● Exercise instructions
Report how many lines in the entries below have the word "Nombre" in them, and give no other words.

● Component data from apps and pages

========

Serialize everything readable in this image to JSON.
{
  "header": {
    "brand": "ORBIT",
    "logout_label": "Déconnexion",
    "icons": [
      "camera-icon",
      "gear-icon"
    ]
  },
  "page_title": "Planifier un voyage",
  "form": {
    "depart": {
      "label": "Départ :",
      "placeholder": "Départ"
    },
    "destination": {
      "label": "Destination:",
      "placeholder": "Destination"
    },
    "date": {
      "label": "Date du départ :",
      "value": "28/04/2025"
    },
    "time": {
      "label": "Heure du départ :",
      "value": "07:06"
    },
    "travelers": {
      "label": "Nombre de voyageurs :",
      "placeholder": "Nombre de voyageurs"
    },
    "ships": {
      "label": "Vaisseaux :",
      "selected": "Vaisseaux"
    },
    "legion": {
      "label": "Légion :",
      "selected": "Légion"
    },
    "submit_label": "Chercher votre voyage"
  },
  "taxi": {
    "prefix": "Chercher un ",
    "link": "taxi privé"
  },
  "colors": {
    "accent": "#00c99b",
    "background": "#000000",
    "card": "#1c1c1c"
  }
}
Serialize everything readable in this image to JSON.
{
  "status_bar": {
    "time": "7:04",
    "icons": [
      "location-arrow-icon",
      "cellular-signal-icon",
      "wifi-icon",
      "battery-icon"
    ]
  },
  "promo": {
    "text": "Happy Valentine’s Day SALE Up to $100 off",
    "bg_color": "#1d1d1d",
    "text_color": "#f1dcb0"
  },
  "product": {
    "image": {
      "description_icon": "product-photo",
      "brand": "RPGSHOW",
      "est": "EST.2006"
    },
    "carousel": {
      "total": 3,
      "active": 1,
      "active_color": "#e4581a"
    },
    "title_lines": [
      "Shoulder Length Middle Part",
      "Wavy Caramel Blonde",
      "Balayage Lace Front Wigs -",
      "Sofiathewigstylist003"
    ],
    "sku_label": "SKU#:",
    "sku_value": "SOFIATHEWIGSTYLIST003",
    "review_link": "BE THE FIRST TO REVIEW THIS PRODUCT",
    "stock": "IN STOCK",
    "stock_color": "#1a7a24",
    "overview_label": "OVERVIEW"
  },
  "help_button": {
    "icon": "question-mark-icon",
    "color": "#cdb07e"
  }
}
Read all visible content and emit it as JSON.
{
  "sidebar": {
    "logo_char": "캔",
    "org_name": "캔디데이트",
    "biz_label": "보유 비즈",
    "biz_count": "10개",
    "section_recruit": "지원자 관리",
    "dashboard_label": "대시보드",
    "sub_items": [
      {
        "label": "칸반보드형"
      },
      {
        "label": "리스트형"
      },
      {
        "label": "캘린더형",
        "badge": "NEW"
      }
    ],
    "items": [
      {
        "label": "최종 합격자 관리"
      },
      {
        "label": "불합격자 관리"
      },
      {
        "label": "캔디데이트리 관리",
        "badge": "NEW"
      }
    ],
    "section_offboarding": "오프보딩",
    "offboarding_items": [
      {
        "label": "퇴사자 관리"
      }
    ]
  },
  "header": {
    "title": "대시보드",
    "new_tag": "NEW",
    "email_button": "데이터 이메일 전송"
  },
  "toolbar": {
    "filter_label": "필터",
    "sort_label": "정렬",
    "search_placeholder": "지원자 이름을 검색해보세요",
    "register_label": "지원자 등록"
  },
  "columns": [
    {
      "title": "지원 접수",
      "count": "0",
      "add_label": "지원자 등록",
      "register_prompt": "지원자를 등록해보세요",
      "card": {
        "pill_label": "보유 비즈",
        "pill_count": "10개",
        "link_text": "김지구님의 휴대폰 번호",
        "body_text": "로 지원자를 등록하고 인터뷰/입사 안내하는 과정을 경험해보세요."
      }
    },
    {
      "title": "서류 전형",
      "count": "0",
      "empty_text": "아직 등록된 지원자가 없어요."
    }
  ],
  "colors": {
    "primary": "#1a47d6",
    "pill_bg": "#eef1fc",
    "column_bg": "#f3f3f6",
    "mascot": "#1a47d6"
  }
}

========

● Your solution
2